Wednesday, August 03, 2005

Nate Takes A Freedom Flight

By now, everyone who cares knows Six Feet Under killed off Nate Fisher on Sunday after first making us believe he was going to survive his adulterous post-coital brain explosion.

The death scene, shown as a shared dream with his brother David, was the most jarring dramatic sequence I've seen on TV in years, largely because they used the song "Strawberry Letter 23" by the Brothers Johnson. There are definitely worse ways to go than disappearing into the ocean after getting stoned with your brother and dad while listening to "Strawberry Letter 23."

I think they picked the song to build an idyllic (if not altogether accurate) vision of Nate and David's childhood. I also remember "Strawberry Letter 23" from my AM radio childhood, but I never knew the name of the song and was unable to track it down for years. Paul Shaffer used to play it going into commercial breaks on Late Night with David Letterman, but just knowing that opening hook wasn't enough to ID the song. At one point, I considered humming it on tape and sending it to Shaffer so he could tell me the name of the song. Then one day in 1989, I purchased an old A&M Records in-store sampler because it had Cat Stevens' "Remember the Days (Of the Old Schoolyard)" and Pablo Cruise's "Whatcha Gonna Do?"

What a thrill it was to plunk the needle down on side two and hear my 14-year search for the elusive "Strawberry Letter 23" come to an end. I literally cheered even though it was just me alone in my college dorm room. Later on, I found out the Brothers Johnson's version was a cover; Shuggie Otis wrote "Strawberry Letter 23" and does an equally excellent version on his 1971 album, Freedom Flight. David Byrne's Luaka Bop put out an Otis collection called Inspiration Information in 2001 that's definitely worth seeking out if you dig psychedelic soul.

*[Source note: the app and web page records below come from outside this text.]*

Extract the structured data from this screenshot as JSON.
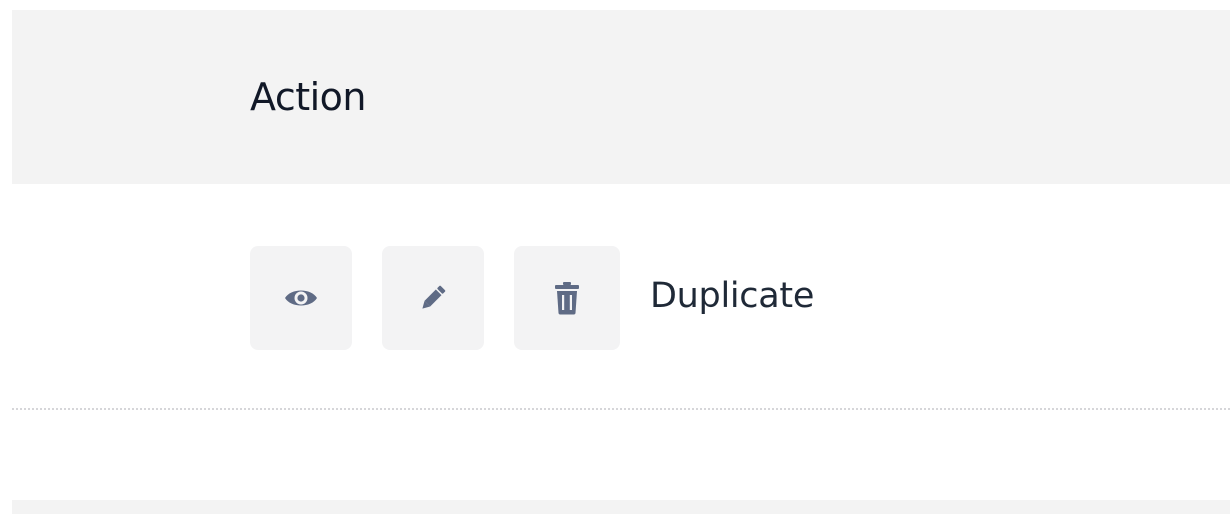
{
  "table": {
    "header": {
      "action_label": "Action"
    },
    "rows": [
      {
        "actions": {
          "view_icon": "eye-icon",
          "edit_icon": "pencil-icon",
          "delete_icon": "trash-icon",
          "duplicate_label": "Duplicate"
        }
      }
    ]
  },
  "colors": {
    "header_background": "#f3f3f3",
    "button_background": "#f3f3f4",
    "icon_color": "#5f6b85",
    "text_color": "#1f2937",
    "header_text_color": "#111827"
  }
}
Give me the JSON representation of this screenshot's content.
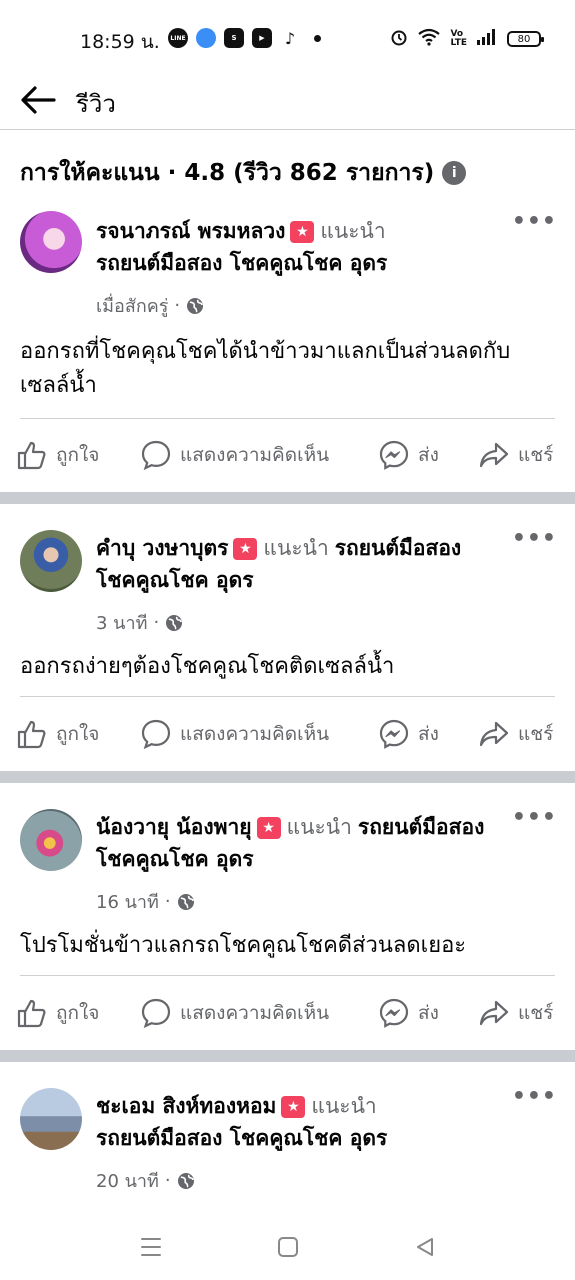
{
  "status_bar": {
    "time": "18:59 น.",
    "battery": "80",
    "app_icons": [
      "line-icon",
      "messenger-icon",
      "shopee-icon",
      "youtube-icon",
      "tiktok-icon"
    ]
  },
  "header": {
    "title": "รีวิว"
  },
  "rating": {
    "summary": "การให้คะแนน · 4.8 (รีวิว 862 รายการ)"
  },
  "reviews": [
    {
      "name": "รจนาภรณ์ พรมหลวง",
      "recommends": "แนะนำ",
      "page": "รถยนต์มือสอง โชคคูณโชค อุดร",
      "time": "เมื่อสักครู่",
      "text": "ออกรถที่โชคคุณโชคได้นำข้าวมาแลกเป็นส่วนลดกับเซลล์น้ำ",
      "avatar_color": "#c75cd6"
    },
    {
      "name": "คำบุ วงษาบุตร",
      "recommends": "แนะนำ",
      "page": "รถยนต์มือสอง โชคคูณโชค อุดร",
      "time": "3 นาที",
      "text": "ออกรถง่ายๆต้องโชคคูณโชคติดเซลล์น้ำ",
      "avatar_color": "#6f7d5a"
    },
    {
      "name": "น้องวายุ น้องพายุ",
      "recommends": "แนะนำ",
      "page": "รถยนต์มือสอง โชคคูณโชค อุดร",
      "time": "16 นาที",
      "text": "โปรโมชั่นข้าวแลกรถโชคคูณโชคดีส่วนลดเยอะ",
      "avatar_color": "#8aa2a8"
    },
    {
      "name": "ชะเอม สิงห์ทองหอม",
      "recommends": "แนะนำ",
      "page": "รถยนต์มือสอง โชคคูณโชค อุดร",
      "time": "20 นาที",
      "avatar_color": "#7d8fa8"
    }
  ],
  "actions": {
    "like": "ถูกใจ",
    "comment": "แสดงความคิดเห็น",
    "send": "ส่ง",
    "share": "แชร์"
  }
}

Kat said...

"Strawberry Letter 23" was also used to great effect in Tarantino's Jackie Brown, in the scene where Samuel L. Jackson offs the guy in the trunk of his car...

Re: Nate's drama/death -- was Maggie really all that? Some guy, please tell me.

How ugly, to die in the middle of one's midlife crisis!

BB said...

Whoa! I too loved that song for most of my life and never knew the name. I swear the melody just floats through my skull when I'm in a quiet place.

Launch played it earlier this year and I was thrilled to finally have a name and artist.

Now I'm curious about the original...


Greg said...

Nate foolishly fell for Maggie as a means of escaping the drama surrounding Brenda and her pregnancy. That made Maggie's dull demeanor and Quaker spirituality attractive to him.

The joy so many women have expressed at Nate's death speaks volumes about how common this kind of syndrome must be among real guys.

If he'd lived, Nate would've gotten sick of Maggie in about a week.